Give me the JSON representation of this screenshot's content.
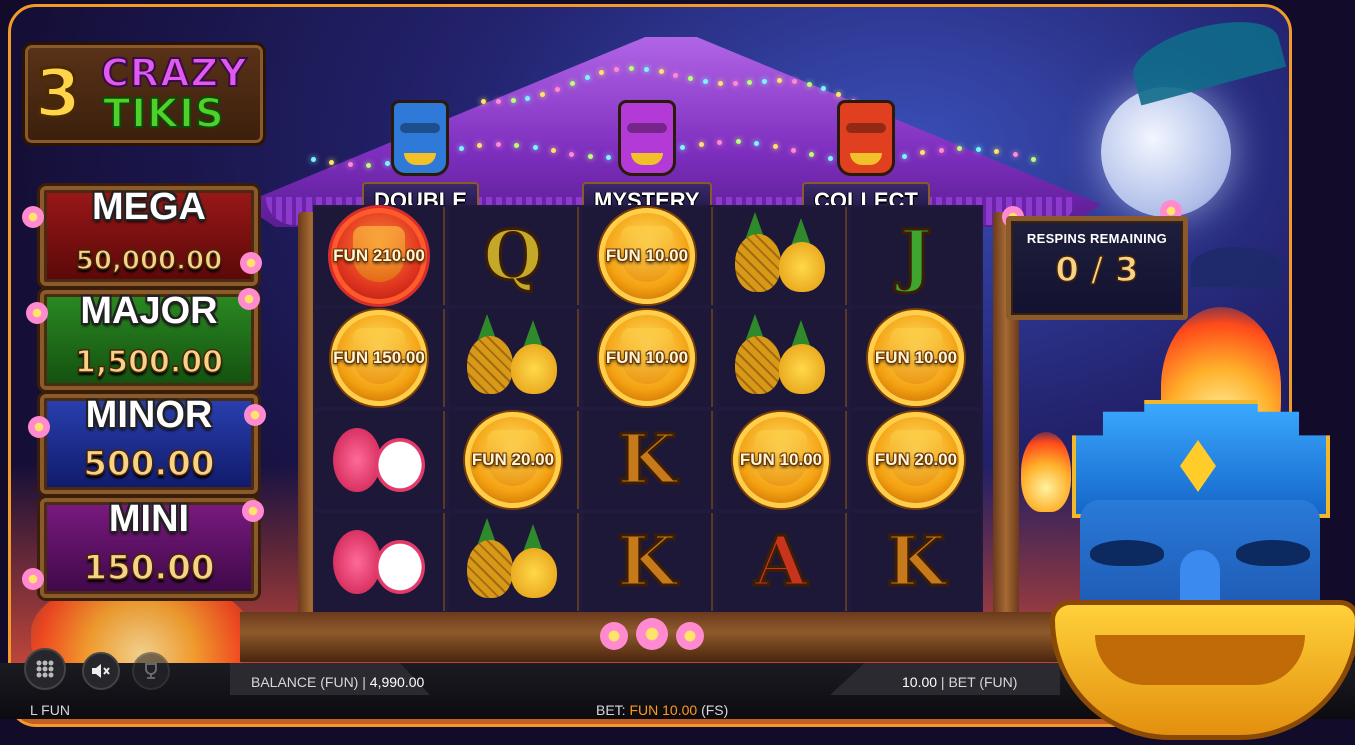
{
  "game": {
    "logo_number": "3",
    "logo_word1": "CRAZY",
    "logo_word2": "TIKIS"
  },
  "features": [
    {
      "label": "DOUBLE",
      "color": "#2f7ad8"
    },
    {
      "label": "MYSTERY",
      "color": "#b43ad8"
    },
    {
      "label": "COLLECT",
      "color": "#e0401f"
    }
  ],
  "jackpots": [
    {
      "name": "MEGA",
      "value": "50,000.00",
      "color": "#7a1010"
    },
    {
      "name": "MAJOR",
      "value": "1,500.00",
      "color": "#1d6a1a"
    },
    {
      "name": "MINOR",
      "value": "500.00",
      "color": "#1a2f8a"
    },
    {
      "name": "MINI",
      "value": "150.00",
      "color": "#5a1060"
    }
  ],
  "respins": {
    "title": "RESPINS REMAINING",
    "count": "0 / 3"
  },
  "grid": [
    [
      {
        "type": "coin",
        "variant": "red",
        "label": "FUN 210.00"
      },
      {
        "type": "letter",
        "value": "Q"
      },
      {
        "type": "coin",
        "label": "FUN 10.00"
      },
      {
        "type": "fruit",
        "value": "pineapple"
      },
      {
        "type": "letter",
        "value": "J"
      }
    ],
    [
      {
        "type": "coin",
        "label": "FUN 150.00"
      },
      {
        "type": "fruit",
        "value": "pineapple"
      },
      {
        "type": "coin",
        "label": "FUN 10.00"
      },
      {
        "type": "fruit",
        "value": "pineapple"
      },
      {
        "type": "coin",
        "label": "FUN 10.00"
      }
    ],
    [
      {
        "type": "fruit",
        "value": "dragonfruit"
      },
      {
        "type": "coin",
        "label": "FUN 20.00"
      },
      {
        "type": "letter",
        "value": "K"
      },
      {
        "type": "coin",
        "label": "FUN 10.00"
      },
      {
        "type": "coin",
        "label": "FUN 20.00"
      }
    ],
    [
      {
        "type": "fruit",
        "value": "dragonfruit"
      },
      {
        "type": "fruit",
        "value": "pineapple"
      },
      {
        "type": "letter",
        "value": "K"
      },
      {
        "type": "letter",
        "value": "A"
      },
      {
        "type": "letter",
        "value": "K"
      }
    ]
  ],
  "bottom_bar": {
    "balance_label": "BALANCE (FUN)",
    "balance_value": "4,990.00",
    "bet_amount": "10.00",
    "bet_label": "BET (FUN)",
    "win_text": "L FUN",
    "bet_prefix": "BET:",
    "bet_fun": "FUN 10.00",
    "bet_suffix": "(FS)"
  },
  "controls": {
    "menu_icon": "grid-menu-icon",
    "sound_icon": "mute-icon",
    "trophy_icon": "trophy-icon"
  }
}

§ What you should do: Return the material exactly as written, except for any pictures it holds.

§ Answer area:
Give me the JSON representation of this screenshot's content.
{
  "game": {
    "logo_number": "3",
    "logo_word1": "CRAZY",
    "logo_word2": "TIKIS"
  },
  "features": [
    {
      "label": "DOUBLE",
      "color": "#2f7ad8"
    },
    {
      "label": "MYSTERY",
      "color": "#b43ad8"
    },
    {
      "label": "COLLECT",
      "color": "#e0401f"
    }
  ],
  "jackpots": [
    {
      "name": "MEGA",
      "value": "50,000.00",
      "color": "#7a1010"
    },
    {
      "name": "MAJOR",
      "value": "1,500.00",
      "color": "#1d6a1a"
    },
    {
      "name": "MINOR",
      "value": "500.00",
      "color": "#1a2f8a"
    },
    {
      "name": "MINI",
      "value": "150.00",
      "color": "#5a1060"
    }
  ],
  "respins": {
    "title": "RESPINS REMAINING",
    "count": "0 / 3"
  },
  "grid": [
    [
      {
        "type": "coin",
        "variant": "red",
        "label": "FUN 210.00"
      },
      {
        "type": "letter",
        "value": "Q"
      },
      {
        "type": "coin",
        "label": "FUN 10.00"
      },
      {
        "type": "fruit",
        "value": "pineapple"
      },
      {
        "type": "letter",
        "value": "J"
      }
    ],
    [
      {
        "type": "coin",
        "label": "FUN 150.00"
      },
      {
        "type": "fruit",
        "value": "pineapple"
      },
      {
        "type": "coin",
        "label": "FUN 10.00"
      },
      {
        "type": "fruit",
        "value": "pineapple"
      },
      {
        "type": "coin",
        "label": "FUN 10.00"
      }
    ],
    [
      {
        "type": "fruit",
        "value": "dragonfruit"
      },
      {
        "type": "coin",
        "label": "FUN 20.00"
      },
      {
        "type": "letter",
        "value": "K"
      },
      {
        "type": "coin",
        "label": "FUN 10.00"
      },
      {
        "type": "coin",
        "label": "FUN 20.00"
      }
    ],
    [
      {
        "type": "fruit",
        "value": "dragonfruit"
      },
      {
        "type": "fruit",
        "value": "pineapple"
      },
      {
        "type": "letter",
        "value": "K"
      },
      {
        "type": "letter",
        "value": "A"
      },
      {
        "type": "letter",
        "value": "K"
      }
    ]
  ],
  "bottom_bar": {
    "balance_label": "BALANCE (FUN)",
    "balance_value": "4,990.00",
    "bet_amount": "10.00",
    "bet_label": "BET (FUN)",
    "win_text": "L FUN",
    "bet_prefix": "BET:",
    "bet_fun": "FUN 10.00",
    "bet_suffix": "(FS)"
  },
  "controls": {
    "menu_icon": "grid-menu-icon",
    "sound_icon": "mute-icon",
    "trophy_icon": "trophy-icon"
  }
}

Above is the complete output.